I was reading the Malcolm Gladwell take on the Jobs biography and came across this little gem --
One of the great puzzles of the industrial revolution is why it began in England. Why not France, or Germany? Many reasons have been offered. Britain had plentiful supplies of coal, for instance. It had a good patent system in place. It had relatively high labor costs, which encouraged the search for labor-saving innovations. In an article published earlier this year, however, the economists Ralf Meisenzahl and Joel Mokyr focus on a different explanation: the role of Britain’s human-capital advantage—in particular, on a group they call “tweakers.” They believe that Britain dominated the industrial revolution because it had a far larger population of skilled engineers and artisans than its competitors: resourceful and creative men who took the signature inventions of the industrial age and tweaked them—refined and perfected them, and made them work.
Did you catch that bit in the middle (highlights/bold are mine). I was suddenly reminded of a bajillion graphs I've seen recently, including but not limited, to this one:
What if the problem with current innovation is that there's a "release valve" for it? That is to say, because workers are paid so little (in the US and elsewhere), there's not a pressure to reduce the number of them, so innovation is depressed?

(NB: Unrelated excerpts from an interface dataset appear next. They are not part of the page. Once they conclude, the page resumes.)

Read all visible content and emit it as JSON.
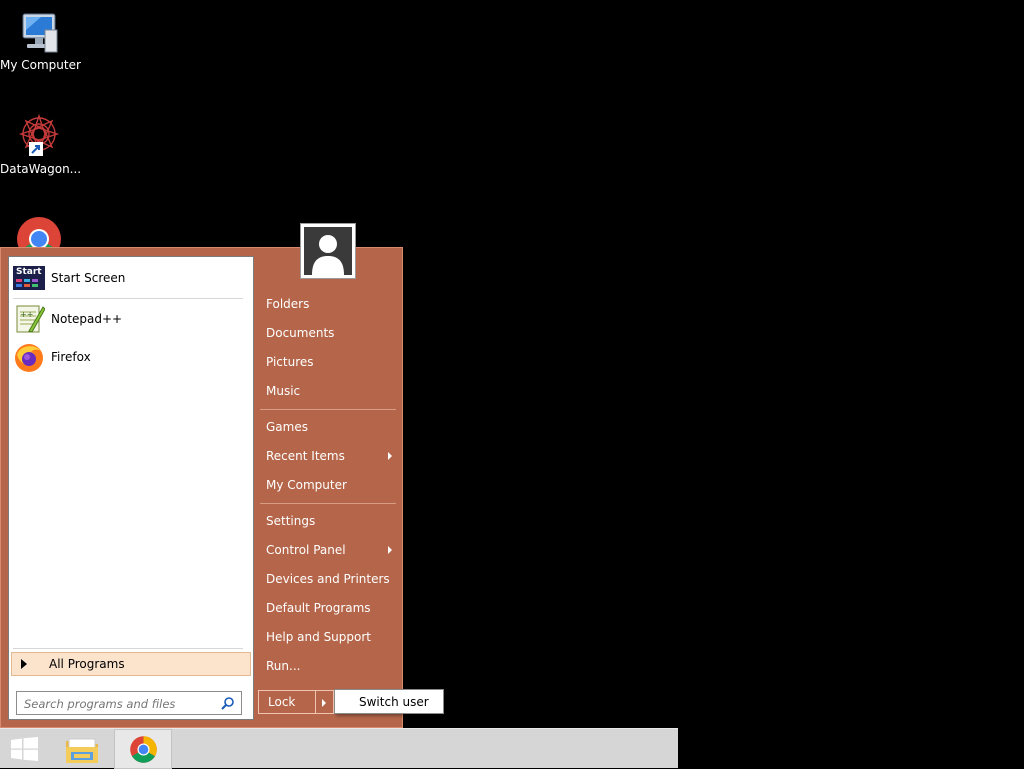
{
  "desktop": {
    "icons": [
      {
        "label": "My Computer",
        "icon": "my-computer-icon"
      },
      {
        "label": "DataWagon...",
        "icon": "datawagon-icon"
      },
      {
        "label": "",
        "icon": "chrome-icon"
      }
    ]
  },
  "start_menu": {
    "pinned": [
      {
        "label": "Start Screen",
        "icon": "start-screen-icon",
        "icon_text": "Start"
      },
      {
        "label": "Notepad++",
        "icon": "notepadpp-icon"
      },
      {
        "label": "Firefox",
        "icon": "firefox-icon"
      }
    ],
    "all_programs": "All Programs",
    "search": {
      "placeholder": "Search programs and files",
      "value": ""
    },
    "right_items": [
      {
        "label": "Folders"
      },
      {
        "label": "Documents"
      },
      {
        "label": "Pictures"
      },
      {
        "label": "Music"
      },
      {
        "label": "Games"
      },
      {
        "label": "Recent Items",
        "submenu": true
      },
      {
        "label": "My Computer"
      },
      {
        "label": "Settings"
      },
      {
        "label": "Control Panel",
        "submenu": true
      },
      {
        "label": "Devices and Printers"
      },
      {
        "label": "Default Programs"
      },
      {
        "label": "Help and Support"
      },
      {
        "label": "Run..."
      }
    ],
    "lock_label": "Lock",
    "switch_user_label": "Switch user"
  },
  "taskbar": {
    "items": [
      {
        "icon": "windows-start-icon"
      },
      {
        "icon": "file-explorer-icon"
      },
      {
        "icon": "chrome-icon",
        "active": true
      }
    ]
  },
  "colors": {
    "menu_accent": "#b5664a",
    "desktop_bg": "#000000",
    "taskbar_bg": "#d6d6d6"
  }
}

I'm not looking to drive people out of work, but when labor costs are high, there's an inherent desire to make your processes more efficient so you can cut those costs. But the other half of that is that it takes far less capital to get your new businesses going, which means more people can do cool things.